Supplied data section start

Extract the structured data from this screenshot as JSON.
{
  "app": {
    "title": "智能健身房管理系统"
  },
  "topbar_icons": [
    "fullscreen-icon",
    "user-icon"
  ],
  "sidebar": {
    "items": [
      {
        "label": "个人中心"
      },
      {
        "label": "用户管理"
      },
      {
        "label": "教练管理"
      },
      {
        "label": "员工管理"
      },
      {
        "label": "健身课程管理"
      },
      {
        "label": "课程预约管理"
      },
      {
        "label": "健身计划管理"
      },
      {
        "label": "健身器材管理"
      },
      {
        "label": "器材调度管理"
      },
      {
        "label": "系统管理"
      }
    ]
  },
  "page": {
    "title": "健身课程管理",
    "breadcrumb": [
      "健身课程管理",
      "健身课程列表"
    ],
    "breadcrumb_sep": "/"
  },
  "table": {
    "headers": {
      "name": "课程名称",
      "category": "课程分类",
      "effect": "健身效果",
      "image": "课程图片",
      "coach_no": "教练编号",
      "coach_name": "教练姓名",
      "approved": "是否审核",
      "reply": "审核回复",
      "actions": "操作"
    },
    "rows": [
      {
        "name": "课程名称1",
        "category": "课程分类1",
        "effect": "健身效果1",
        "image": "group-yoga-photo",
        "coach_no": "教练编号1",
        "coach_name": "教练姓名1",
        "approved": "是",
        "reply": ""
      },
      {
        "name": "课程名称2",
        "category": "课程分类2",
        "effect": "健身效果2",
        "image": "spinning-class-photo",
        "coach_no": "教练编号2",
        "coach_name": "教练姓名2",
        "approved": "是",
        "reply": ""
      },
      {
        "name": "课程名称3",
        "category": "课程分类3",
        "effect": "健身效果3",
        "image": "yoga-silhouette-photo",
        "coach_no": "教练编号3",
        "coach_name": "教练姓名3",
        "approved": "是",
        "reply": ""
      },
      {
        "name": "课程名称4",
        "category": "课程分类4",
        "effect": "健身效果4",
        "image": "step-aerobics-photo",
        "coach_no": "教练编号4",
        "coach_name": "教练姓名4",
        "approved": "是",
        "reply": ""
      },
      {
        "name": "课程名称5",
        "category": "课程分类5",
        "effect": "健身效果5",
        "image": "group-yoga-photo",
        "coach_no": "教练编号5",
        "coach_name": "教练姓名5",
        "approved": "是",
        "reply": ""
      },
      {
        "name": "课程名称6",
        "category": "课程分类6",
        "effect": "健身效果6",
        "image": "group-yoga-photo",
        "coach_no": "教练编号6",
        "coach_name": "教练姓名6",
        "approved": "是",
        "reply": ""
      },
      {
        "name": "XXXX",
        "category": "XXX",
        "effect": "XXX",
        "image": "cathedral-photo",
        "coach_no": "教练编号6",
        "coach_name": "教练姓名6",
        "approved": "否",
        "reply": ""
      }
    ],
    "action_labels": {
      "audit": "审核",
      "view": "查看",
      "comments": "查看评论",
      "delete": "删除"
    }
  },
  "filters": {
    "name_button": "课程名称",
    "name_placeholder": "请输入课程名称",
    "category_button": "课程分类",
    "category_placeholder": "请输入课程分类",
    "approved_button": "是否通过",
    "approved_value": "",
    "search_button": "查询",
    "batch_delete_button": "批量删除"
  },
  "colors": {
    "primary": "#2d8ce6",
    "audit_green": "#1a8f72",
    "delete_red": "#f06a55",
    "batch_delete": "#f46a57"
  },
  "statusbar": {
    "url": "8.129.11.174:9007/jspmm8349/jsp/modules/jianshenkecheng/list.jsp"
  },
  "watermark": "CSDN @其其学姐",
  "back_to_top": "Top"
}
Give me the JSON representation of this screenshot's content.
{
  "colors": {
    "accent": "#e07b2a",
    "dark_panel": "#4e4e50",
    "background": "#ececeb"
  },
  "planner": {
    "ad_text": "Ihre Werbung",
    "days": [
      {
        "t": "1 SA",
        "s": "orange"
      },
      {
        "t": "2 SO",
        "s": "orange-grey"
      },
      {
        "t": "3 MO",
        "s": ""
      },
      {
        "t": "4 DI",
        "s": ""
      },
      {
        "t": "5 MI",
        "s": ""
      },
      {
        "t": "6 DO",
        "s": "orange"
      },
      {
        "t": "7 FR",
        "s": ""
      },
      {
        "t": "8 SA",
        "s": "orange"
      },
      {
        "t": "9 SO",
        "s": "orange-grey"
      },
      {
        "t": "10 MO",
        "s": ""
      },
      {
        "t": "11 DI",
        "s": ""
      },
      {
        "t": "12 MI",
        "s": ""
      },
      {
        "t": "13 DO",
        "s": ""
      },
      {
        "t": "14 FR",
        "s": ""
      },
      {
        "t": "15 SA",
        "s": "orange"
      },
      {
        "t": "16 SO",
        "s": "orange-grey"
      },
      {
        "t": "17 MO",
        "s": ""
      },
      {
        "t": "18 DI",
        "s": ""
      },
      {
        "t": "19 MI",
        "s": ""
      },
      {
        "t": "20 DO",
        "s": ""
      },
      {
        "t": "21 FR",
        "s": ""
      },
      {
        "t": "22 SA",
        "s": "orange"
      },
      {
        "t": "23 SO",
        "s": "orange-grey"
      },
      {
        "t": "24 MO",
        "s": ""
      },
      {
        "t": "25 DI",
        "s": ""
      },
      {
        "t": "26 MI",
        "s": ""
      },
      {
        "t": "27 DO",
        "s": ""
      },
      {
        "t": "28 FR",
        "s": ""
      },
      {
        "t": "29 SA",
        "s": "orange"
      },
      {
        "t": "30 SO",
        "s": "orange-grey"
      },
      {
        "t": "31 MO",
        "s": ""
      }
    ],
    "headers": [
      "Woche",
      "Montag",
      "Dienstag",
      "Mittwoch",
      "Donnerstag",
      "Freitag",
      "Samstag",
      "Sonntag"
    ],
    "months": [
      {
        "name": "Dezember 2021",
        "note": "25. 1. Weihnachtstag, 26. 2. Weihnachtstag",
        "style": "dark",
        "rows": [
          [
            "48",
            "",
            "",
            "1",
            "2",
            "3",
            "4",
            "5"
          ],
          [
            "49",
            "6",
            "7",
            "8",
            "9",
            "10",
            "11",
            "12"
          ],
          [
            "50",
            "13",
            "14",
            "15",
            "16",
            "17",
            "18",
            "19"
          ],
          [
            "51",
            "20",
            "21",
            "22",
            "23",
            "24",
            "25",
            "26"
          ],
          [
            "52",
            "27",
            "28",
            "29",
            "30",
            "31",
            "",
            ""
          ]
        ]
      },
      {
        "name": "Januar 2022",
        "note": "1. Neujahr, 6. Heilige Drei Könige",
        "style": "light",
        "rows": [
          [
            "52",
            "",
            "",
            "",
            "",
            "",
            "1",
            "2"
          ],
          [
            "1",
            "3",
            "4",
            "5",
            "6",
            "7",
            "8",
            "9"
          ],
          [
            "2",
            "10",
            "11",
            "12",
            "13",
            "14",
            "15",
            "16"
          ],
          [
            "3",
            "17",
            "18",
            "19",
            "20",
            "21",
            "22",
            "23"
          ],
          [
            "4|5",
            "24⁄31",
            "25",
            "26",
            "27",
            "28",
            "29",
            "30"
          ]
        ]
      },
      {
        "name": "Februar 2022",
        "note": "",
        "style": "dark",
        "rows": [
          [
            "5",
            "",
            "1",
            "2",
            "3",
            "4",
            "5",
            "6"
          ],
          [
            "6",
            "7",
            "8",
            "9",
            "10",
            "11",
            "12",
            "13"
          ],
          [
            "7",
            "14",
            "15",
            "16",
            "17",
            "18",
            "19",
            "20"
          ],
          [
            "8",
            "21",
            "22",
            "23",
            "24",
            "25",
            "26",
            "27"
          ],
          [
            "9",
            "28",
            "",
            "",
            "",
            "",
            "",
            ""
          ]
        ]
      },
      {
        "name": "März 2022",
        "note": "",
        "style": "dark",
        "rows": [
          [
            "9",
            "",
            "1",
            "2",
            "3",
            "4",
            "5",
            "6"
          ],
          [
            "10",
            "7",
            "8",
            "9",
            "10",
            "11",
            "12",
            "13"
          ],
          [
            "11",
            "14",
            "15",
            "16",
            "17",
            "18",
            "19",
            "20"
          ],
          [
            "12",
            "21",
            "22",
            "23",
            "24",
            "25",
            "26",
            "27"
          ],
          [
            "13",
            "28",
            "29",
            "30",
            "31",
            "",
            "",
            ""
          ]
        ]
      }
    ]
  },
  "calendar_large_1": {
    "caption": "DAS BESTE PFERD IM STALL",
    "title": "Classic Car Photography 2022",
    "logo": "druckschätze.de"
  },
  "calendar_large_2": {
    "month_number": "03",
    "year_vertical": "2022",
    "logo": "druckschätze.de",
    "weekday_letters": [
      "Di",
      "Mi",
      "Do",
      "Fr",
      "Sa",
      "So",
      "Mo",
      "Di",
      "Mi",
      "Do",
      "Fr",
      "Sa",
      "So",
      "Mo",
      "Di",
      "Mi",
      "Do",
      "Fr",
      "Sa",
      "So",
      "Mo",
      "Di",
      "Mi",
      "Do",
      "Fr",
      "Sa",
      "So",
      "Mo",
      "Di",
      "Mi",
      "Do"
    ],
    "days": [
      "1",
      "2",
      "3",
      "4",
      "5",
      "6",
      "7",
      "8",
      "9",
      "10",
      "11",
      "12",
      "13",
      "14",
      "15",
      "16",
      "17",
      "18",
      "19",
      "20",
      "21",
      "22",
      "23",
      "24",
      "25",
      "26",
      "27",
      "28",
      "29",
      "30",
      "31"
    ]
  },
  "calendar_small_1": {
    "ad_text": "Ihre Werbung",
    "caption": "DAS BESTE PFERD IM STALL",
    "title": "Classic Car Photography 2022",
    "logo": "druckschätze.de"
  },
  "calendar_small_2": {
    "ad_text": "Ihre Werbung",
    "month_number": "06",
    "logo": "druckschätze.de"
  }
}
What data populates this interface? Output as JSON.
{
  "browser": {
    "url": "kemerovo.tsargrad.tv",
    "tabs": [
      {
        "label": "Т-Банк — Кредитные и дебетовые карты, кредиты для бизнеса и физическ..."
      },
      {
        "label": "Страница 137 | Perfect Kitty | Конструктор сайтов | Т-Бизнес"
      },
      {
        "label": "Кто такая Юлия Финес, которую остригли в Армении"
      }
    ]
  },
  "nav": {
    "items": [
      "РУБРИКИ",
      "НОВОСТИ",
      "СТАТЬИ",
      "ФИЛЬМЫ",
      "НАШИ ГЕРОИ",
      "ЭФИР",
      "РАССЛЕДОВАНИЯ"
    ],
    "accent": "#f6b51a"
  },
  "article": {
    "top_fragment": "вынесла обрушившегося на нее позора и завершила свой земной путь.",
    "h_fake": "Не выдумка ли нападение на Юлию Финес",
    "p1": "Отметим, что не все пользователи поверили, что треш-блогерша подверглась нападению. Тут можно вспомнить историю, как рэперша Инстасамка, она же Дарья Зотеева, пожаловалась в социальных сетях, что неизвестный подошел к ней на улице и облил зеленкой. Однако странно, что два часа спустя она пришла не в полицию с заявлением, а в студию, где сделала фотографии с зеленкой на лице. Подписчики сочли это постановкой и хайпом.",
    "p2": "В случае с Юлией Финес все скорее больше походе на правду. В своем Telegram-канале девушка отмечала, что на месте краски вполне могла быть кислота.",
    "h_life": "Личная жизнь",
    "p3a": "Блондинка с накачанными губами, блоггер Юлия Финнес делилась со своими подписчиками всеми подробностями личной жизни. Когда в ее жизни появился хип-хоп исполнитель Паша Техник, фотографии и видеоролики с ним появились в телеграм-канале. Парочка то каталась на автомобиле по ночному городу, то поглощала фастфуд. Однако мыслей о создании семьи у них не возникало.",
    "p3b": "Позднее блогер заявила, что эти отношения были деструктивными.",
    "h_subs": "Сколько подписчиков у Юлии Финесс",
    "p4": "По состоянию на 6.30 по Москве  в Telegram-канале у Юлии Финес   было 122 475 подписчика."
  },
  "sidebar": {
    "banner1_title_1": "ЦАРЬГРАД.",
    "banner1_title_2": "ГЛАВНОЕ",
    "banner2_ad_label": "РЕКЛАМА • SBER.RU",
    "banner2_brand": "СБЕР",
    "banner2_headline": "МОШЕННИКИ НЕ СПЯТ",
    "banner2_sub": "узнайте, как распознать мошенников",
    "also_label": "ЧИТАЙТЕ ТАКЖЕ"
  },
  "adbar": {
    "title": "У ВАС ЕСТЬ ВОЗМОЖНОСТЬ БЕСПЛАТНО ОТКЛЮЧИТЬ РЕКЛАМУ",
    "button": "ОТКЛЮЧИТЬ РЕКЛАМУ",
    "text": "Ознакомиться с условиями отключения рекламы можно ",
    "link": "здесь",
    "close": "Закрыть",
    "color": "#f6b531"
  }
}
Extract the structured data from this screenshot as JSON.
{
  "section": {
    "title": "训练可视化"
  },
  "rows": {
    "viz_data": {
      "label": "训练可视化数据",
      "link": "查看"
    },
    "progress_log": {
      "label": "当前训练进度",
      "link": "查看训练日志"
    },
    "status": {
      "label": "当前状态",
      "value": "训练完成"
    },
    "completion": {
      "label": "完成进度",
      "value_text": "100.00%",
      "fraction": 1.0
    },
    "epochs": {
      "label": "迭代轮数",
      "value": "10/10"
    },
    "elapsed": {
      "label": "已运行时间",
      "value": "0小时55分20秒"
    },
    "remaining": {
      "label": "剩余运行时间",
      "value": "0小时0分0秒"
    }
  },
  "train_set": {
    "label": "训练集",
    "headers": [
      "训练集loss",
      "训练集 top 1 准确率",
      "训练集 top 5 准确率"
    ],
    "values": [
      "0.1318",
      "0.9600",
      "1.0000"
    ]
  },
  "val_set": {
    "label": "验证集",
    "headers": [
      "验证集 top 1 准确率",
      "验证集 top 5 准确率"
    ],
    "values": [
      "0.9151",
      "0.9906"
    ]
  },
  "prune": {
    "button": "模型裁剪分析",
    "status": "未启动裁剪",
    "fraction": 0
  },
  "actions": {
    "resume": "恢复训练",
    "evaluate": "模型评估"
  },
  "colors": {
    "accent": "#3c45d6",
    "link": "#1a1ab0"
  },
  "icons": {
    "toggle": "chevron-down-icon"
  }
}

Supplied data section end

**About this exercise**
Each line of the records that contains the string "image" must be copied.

**Response area**
      "image": "课程图片",
        "image": "group-yoga-photo",
        "image": "spinning-class-photo",
        "image": "yoga-silhouette-photo",
        "image": "step-aerobics-photo",
        "image": "group-yoga-photo",
        "image": "group-yoga-photo",
        "image": "cathedral-photo",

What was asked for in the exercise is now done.